Material for this task.
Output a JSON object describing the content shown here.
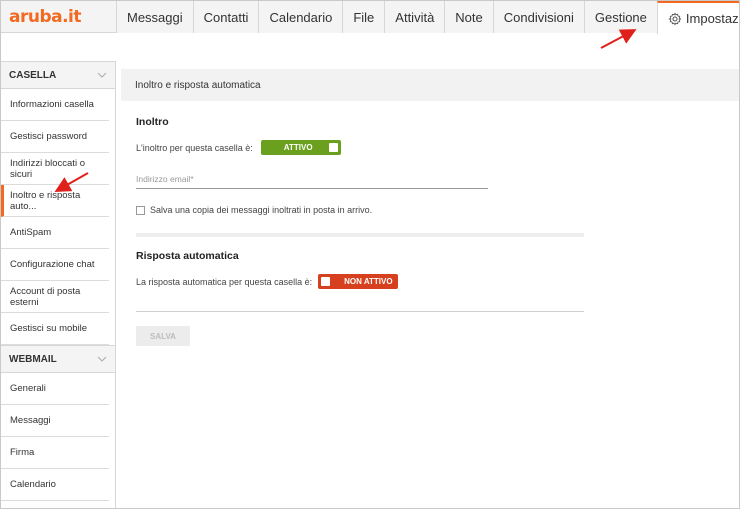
{
  "logo": "aruba.it",
  "tabs": [
    "Messaggi",
    "Contatti",
    "Calendario",
    "File",
    "Attività",
    "Note",
    "Condivisioni",
    "Gestione",
    "Impostazioni"
  ],
  "sidebar": {
    "casella_title": "CASELLA",
    "casella_items": [
      "Informazioni casella",
      "Gestisci password",
      "Indirizzi bloccati o sicuri",
      "Inoltro e risposta auto...",
      "AntiSpam",
      "Configurazione chat",
      "Account di posta esterni",
      "Gestisci su mobile"
    ],
    "webmail_title": "WEBMAIL",
    "webmail_items": [
      "Generali",
      "Messaggi",
      "Firma",
      "Calendario"
    ]
  },
  "main": {
    "panel_title": "Inoltro e risposta automatica",
    "inoltro_title": "Inoltro",
    "inoltro_label": "L'inoltro per questa casella è:",
    "inoltro_status": "ATTIVO",
    "email_placeholder": "Indirizzo email*",
    "copy_label": "Salva una copia dei messaggi inoltrati in posta in arrivo.",
    "risposta_title": "Risposta automatica",
    "risposta_label": "La risposta automatica per questa casella è:",
    "risposta_status": "NON ATTIVO",
    "save_label": "SALVA"
  },
  "colors": {
    "accent": "#f26922",
    "active": "#6ba01e",
    "inactive": "#d7401f",
    "annotation_arrow": "#e0201b"
  }
}
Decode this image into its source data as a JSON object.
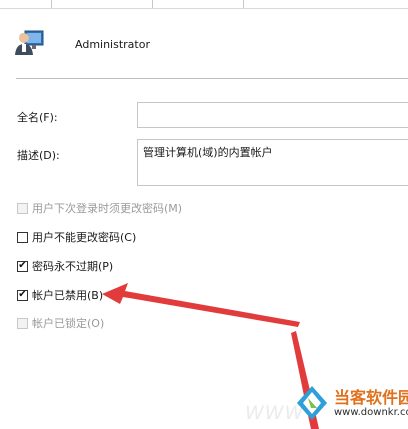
{
  "user": {
    "name": "Administrator",
    "icon": "user-account-icon"
  },
  "fields": {
    "fullname_label": "全名(F):",
    "fullname_value": "",
    "description_label": "描述(D):",
    "description_value": "管理计算机(域)的内置帐户"
  },
  "options": [
    {
      "label": "用户下次登录时须更改密码(M)",
      "checked": false,
      "enabled": false
    },
    {
      "label": "用户不能更改密码(C)",
      "checked": false,
      "enabled": true
    },
    {
      "label": "密码永不过期(P)",
      "checked": true,
      "enabled": true
    },
    {
      "label": "帐户已禁用(B)",
      "checked": true,
      "enabled": true
    },
    {
      "label": "帐户已锁定(O)",
      "checked": false,
      "enabled": false
    }
  ],
  "watermark": {
    "title": "当客软件园",
    "url": "www.downkr.com",
    "letters": "WWW"
  },
  "colors": {
    "annotation_arrow": "#e23b3b",
    "watermark_accent": "#e0711d"
  }
}
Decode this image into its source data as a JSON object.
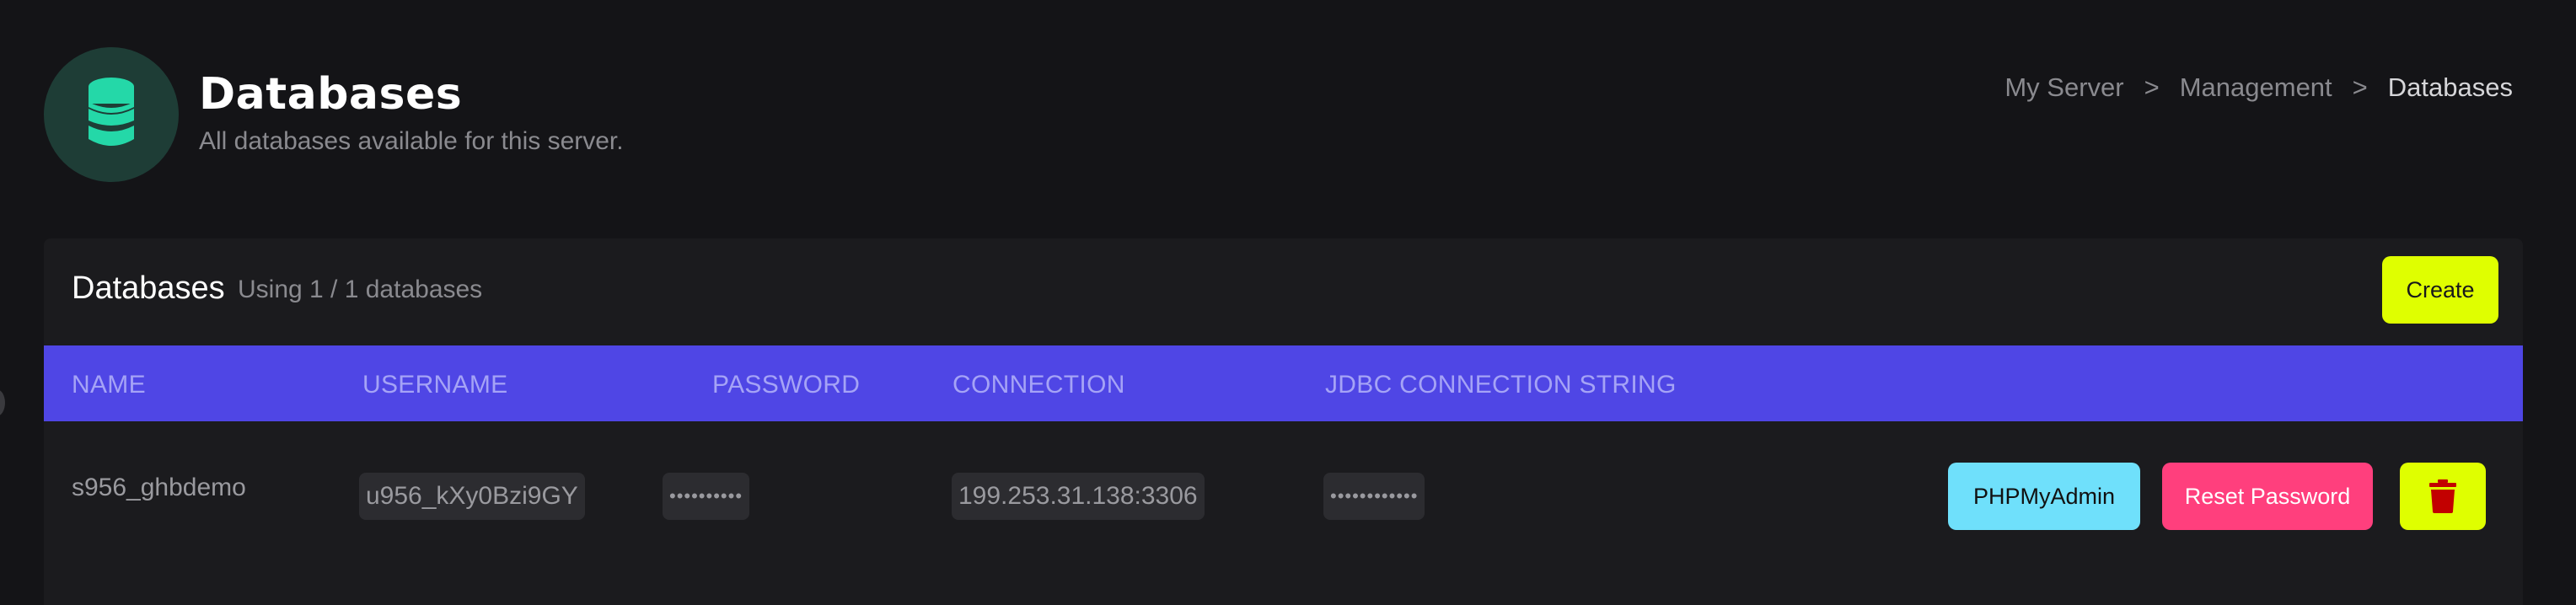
{
  "header": {
    "icon": "database-icon",
    "title": "Databases",
    "subtitle": "All databases available for this server."
  },
  "breadcrumb": {
    "items": [
      "My Server",
      "Management",
      "Databases"
    ],
    "separator": ">"
  },
  "card": {
    "title": "Databases",
    "usage": "Using 1 / 1 databases",
    "create_label": "Create"
  },
  "table": {
    "columns": [
      "NAME",
      "USERNAME",
      "PASSWORD",
      "CONNECTION",
      "JDBC CONNECTION STRING"
    ],
    "rows": [
      {
        "name": "s956_ghbdemo",
        "username": "u956_kXy0Bzi9GY",
        "password": "••••••••••",
        "connection": "199.253.31.138:3306",
        "jdbc": "••••••••••••",
        "actions": {
          "phpmyadmin": "PHPMyAdmin",
          "reset_password": "Reset Password",
          "delete_icon": "trash-icon"
        }
      }
    ]
  },
  "colors": {
    "background": "#141417",
    "card": "#1b1b1e",
    "table_header": "#4f46e5",
    "accent_green": "#24d8a8",
    "create": "#dfff00",
    "phpmyadmin": "#6fe0fb",
    "reset": "#ff3f7d",
    "trash": "#c20000"
  }
}
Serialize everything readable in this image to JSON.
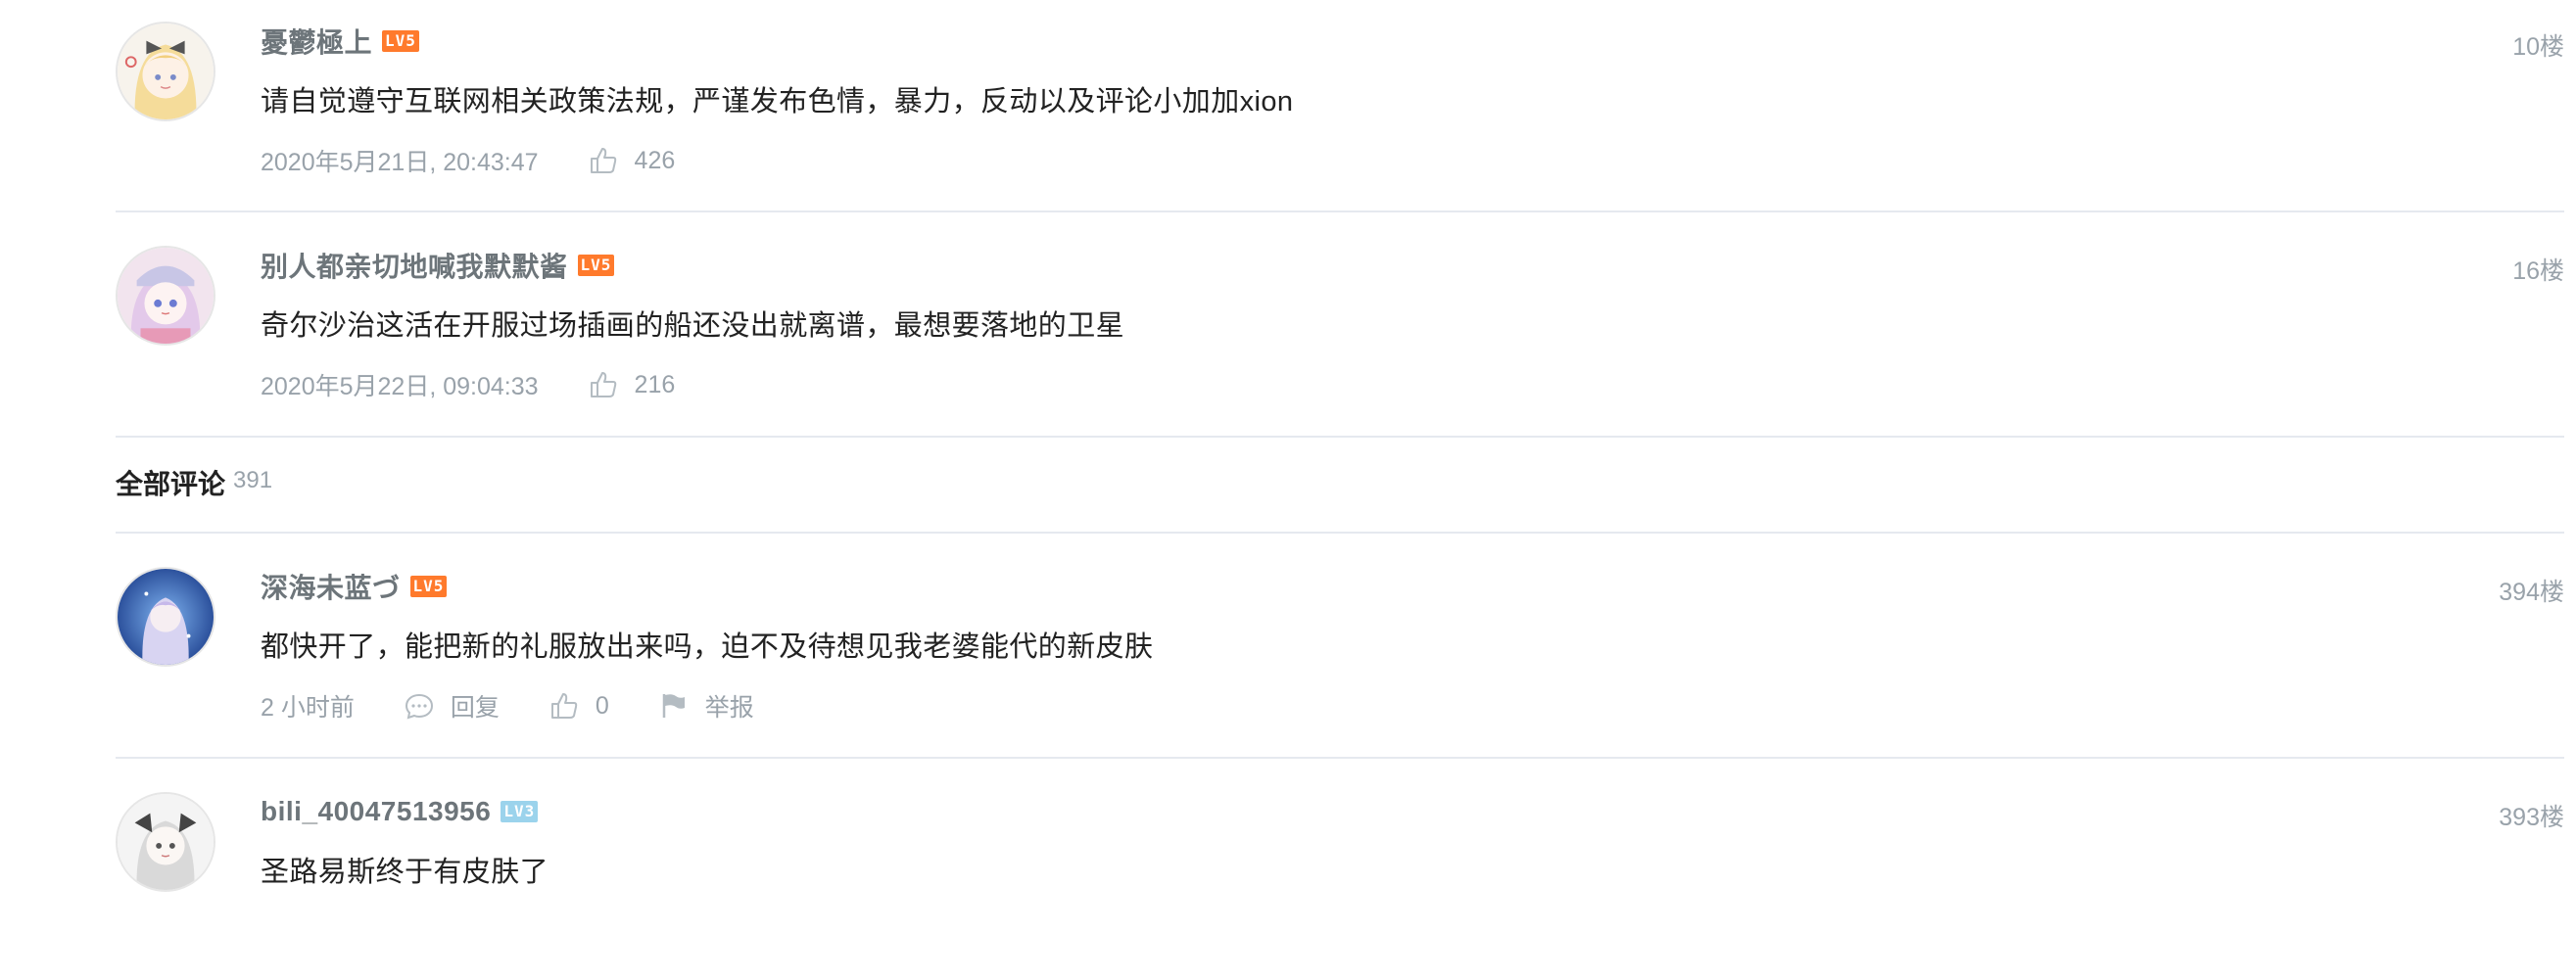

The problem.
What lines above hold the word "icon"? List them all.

Response to this task.
    "icon": "user-account-icon"
    "icon": "database-icon",
          "delete_icon": "trash-icon"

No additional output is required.